## What is being asked:
Look through the data below and show every line that includes "intitule".

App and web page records
○ ○ ○ ○ ○

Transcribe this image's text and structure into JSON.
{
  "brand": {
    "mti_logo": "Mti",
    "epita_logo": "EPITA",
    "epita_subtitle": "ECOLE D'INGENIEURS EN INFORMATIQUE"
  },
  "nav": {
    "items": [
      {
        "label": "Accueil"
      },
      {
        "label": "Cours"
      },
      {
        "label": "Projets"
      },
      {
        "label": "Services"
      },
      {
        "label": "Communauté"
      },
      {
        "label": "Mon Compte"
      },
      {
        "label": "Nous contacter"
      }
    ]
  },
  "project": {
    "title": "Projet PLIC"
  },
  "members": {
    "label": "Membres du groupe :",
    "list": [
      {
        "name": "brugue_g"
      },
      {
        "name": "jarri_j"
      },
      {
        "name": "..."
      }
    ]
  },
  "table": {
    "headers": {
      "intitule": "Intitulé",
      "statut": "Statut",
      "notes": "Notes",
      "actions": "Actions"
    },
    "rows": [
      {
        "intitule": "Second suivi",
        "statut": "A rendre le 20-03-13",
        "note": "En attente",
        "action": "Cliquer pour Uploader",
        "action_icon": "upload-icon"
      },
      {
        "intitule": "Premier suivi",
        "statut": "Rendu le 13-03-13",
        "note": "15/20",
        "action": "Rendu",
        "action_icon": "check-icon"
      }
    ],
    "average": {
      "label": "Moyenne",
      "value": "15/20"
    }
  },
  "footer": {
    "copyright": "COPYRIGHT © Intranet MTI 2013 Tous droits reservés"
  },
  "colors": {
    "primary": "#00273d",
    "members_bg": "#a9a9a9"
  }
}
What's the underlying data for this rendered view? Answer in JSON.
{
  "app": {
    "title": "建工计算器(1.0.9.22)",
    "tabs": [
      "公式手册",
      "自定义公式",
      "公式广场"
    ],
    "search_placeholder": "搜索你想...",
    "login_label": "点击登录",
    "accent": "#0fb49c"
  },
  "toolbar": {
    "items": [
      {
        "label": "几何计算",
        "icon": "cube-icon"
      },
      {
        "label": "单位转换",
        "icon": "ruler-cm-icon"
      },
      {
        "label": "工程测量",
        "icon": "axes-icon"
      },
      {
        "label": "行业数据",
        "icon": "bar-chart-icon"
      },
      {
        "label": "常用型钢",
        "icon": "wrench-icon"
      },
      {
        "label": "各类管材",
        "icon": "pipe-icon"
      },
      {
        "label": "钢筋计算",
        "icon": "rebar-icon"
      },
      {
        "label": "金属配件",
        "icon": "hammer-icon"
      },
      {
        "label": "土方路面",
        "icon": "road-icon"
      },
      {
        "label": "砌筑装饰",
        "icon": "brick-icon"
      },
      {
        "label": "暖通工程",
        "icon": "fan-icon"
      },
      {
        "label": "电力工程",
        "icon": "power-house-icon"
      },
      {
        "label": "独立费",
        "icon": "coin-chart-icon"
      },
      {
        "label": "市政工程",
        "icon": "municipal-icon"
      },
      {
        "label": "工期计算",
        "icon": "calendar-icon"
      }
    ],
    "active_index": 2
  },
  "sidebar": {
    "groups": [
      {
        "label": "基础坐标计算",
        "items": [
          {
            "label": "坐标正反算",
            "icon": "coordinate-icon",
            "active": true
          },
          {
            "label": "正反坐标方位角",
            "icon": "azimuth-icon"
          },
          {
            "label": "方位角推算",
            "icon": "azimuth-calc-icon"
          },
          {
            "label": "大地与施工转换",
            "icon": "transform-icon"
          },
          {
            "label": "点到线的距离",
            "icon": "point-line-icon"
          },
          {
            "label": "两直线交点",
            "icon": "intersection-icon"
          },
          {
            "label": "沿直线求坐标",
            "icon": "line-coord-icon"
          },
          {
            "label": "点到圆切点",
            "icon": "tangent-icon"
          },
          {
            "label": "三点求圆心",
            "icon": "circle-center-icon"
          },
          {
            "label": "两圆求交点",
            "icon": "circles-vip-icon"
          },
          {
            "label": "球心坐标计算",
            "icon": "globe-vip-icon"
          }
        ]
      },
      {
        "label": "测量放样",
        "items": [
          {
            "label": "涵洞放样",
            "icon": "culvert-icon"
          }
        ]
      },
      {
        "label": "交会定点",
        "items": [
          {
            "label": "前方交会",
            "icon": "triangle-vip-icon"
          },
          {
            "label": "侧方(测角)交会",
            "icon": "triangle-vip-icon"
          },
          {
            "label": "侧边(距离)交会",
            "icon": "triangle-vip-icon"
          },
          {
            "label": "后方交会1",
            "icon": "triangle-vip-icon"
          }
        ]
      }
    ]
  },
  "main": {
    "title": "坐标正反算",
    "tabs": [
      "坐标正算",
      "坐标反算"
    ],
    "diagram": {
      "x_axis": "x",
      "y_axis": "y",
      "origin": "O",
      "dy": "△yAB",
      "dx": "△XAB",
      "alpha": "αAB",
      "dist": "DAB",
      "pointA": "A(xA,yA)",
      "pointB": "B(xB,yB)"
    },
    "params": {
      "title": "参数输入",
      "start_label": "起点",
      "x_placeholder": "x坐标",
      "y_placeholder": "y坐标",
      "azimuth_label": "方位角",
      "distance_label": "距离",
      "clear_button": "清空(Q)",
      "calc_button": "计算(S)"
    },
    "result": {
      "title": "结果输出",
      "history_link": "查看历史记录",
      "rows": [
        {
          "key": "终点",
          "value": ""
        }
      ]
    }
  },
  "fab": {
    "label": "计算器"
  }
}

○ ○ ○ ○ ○

## Response to the task:
      "intitule": "Intitulé",
        "intitule": "Second suivi",
        "intitule": "Premier suivi",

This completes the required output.